Recipe by Nyteglori
Acorn meal can be used in place of corn meal. Most cooks usually substitute acorn meal for half of the corn meal in a recipe. Look through my recipes for more uses for acorn meal. Time does not including drying time which is optional.
Directions See How It's Made
- To Shell: Acorns are best shelled with a nutcracker or a pair of pliers. Simply grip each nut the long way and pinch, then grip it the short way and pinch. Presto! Out pops the clean, white kernel.
- To Grind: Put a cup of shelled acorns in a blender, fill the blender's container up with water and whiz away at high speed for a minute or two.
- To Leach: Pour the acorn pulp into a dish towel lined colander.
- Place the colander under slow running water and work the pulp around with your hand for about five minutes.
- The water now runs clear.
- Taste the meal.
- If bitter, continue rinsing.
- The meal should taste rather bland.
- Press out the excess liquid and store in the refrigerator or freeze until ready to use.
- To Dry: Spread the damp meal out in a shallow layer on a cookie sheet or on sheets of your dehydrator.

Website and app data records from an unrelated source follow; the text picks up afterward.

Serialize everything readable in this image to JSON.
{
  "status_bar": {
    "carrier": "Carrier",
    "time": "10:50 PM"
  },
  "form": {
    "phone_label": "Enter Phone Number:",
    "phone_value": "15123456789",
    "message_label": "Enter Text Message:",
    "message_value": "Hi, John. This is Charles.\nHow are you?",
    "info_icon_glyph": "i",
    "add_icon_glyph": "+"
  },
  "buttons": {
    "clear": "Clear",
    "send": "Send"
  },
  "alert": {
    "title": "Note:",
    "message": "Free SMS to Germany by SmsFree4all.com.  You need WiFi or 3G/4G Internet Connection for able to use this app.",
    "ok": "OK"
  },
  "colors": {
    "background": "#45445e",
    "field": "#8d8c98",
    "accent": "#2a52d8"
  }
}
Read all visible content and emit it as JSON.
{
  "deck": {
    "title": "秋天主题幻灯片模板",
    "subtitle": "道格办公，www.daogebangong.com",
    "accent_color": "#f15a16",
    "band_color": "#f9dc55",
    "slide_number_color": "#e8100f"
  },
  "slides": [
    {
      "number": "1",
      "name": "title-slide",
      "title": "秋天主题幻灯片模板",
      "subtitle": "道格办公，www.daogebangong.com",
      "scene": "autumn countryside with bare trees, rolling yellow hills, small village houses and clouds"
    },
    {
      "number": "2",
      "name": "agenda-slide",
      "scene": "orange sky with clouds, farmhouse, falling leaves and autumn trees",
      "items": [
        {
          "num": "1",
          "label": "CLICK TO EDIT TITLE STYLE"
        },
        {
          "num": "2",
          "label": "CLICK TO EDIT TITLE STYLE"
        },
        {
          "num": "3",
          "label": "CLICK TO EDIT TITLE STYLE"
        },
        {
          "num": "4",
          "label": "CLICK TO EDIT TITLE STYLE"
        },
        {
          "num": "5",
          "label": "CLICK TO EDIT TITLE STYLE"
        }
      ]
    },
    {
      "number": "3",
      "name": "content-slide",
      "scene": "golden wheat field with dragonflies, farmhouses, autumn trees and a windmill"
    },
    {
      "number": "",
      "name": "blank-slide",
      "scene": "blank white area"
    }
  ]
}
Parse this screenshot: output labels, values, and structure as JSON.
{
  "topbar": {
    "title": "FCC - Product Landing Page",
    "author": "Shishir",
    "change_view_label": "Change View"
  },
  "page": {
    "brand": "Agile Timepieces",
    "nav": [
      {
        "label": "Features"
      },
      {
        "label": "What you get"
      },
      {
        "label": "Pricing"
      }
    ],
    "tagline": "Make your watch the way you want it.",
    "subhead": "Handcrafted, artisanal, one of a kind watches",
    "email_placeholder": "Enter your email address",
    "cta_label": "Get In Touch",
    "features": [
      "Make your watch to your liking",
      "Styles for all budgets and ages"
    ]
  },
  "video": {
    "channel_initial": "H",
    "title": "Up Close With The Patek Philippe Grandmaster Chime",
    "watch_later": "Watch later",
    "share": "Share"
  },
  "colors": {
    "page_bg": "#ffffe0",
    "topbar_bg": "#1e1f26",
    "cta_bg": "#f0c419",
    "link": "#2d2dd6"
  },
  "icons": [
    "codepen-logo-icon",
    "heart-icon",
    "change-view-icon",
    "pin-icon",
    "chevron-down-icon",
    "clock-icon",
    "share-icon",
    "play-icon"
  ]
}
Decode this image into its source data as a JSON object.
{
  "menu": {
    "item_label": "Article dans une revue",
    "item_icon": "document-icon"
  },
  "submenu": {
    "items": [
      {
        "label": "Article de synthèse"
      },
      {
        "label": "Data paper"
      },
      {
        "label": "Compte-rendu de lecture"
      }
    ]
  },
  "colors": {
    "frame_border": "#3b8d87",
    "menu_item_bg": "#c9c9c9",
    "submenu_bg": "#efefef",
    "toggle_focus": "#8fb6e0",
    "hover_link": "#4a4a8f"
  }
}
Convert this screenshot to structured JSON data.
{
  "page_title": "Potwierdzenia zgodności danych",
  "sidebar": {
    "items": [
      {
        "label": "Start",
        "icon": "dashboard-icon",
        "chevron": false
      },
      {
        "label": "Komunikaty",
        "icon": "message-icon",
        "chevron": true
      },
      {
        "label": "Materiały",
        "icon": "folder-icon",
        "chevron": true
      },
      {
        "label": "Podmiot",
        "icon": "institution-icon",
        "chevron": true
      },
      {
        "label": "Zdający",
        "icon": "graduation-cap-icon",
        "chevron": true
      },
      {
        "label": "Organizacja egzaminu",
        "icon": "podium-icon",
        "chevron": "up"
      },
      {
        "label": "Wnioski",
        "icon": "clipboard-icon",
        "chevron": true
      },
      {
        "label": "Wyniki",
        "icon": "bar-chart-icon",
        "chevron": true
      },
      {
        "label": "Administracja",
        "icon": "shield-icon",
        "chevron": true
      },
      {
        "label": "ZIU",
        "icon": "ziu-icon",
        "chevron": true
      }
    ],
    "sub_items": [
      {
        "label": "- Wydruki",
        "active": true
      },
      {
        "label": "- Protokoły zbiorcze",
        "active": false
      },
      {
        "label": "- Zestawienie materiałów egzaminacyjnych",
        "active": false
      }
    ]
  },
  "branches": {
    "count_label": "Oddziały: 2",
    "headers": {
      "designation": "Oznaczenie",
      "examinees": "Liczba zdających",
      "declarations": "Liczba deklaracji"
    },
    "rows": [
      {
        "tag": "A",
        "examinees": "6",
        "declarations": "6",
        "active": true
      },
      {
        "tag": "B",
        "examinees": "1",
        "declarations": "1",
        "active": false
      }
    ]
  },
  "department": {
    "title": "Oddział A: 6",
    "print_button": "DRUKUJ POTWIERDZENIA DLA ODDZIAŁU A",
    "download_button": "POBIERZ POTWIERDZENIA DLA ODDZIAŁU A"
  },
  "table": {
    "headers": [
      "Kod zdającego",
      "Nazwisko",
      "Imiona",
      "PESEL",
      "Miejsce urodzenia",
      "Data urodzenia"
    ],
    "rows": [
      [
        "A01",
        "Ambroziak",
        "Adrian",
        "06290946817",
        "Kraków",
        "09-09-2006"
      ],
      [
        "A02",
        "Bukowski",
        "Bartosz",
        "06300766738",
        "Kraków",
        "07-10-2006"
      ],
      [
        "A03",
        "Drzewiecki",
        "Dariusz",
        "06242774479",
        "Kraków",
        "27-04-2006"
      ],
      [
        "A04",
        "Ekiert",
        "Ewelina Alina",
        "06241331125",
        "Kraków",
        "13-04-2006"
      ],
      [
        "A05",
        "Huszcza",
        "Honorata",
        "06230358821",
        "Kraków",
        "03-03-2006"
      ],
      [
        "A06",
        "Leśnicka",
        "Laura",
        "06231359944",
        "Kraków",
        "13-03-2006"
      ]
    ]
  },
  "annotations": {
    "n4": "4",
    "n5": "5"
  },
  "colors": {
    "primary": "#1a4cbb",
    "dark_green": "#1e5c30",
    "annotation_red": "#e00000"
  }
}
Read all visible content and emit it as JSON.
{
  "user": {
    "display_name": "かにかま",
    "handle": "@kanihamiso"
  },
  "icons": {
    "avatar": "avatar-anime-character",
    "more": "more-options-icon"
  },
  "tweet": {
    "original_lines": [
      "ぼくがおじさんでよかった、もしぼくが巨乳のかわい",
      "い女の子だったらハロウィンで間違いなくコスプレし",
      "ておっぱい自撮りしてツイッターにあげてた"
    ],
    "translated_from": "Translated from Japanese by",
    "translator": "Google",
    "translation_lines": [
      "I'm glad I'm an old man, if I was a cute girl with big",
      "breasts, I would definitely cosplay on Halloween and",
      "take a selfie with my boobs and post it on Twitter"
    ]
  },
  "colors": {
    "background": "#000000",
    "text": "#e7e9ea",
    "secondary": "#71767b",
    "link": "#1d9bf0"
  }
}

- Then begin to dry it.
- In the oven, you only need the pilot light or the very lowest oven setting.
- As it begins to dry, take your hands and very carefully crumble any chunks which hold moisture.
- Slowly your meal will begin to look quite good.
- You can run it through a grain mill for finer meal.
- To Use: The possibilities are endless!
- Add acorn meal to mush, stew, or soup.
- Use it in turkey dressing.
- Substitute acorn meal for corn meal or use it to replace part of the flour called for by your favorite bread, cake or cookie recipe.
- If you do substitute, cut down a bit on the usual amount of liquid and shortening, as the acorn meal is high in both vegetable oil and water (unless you chose to dry it).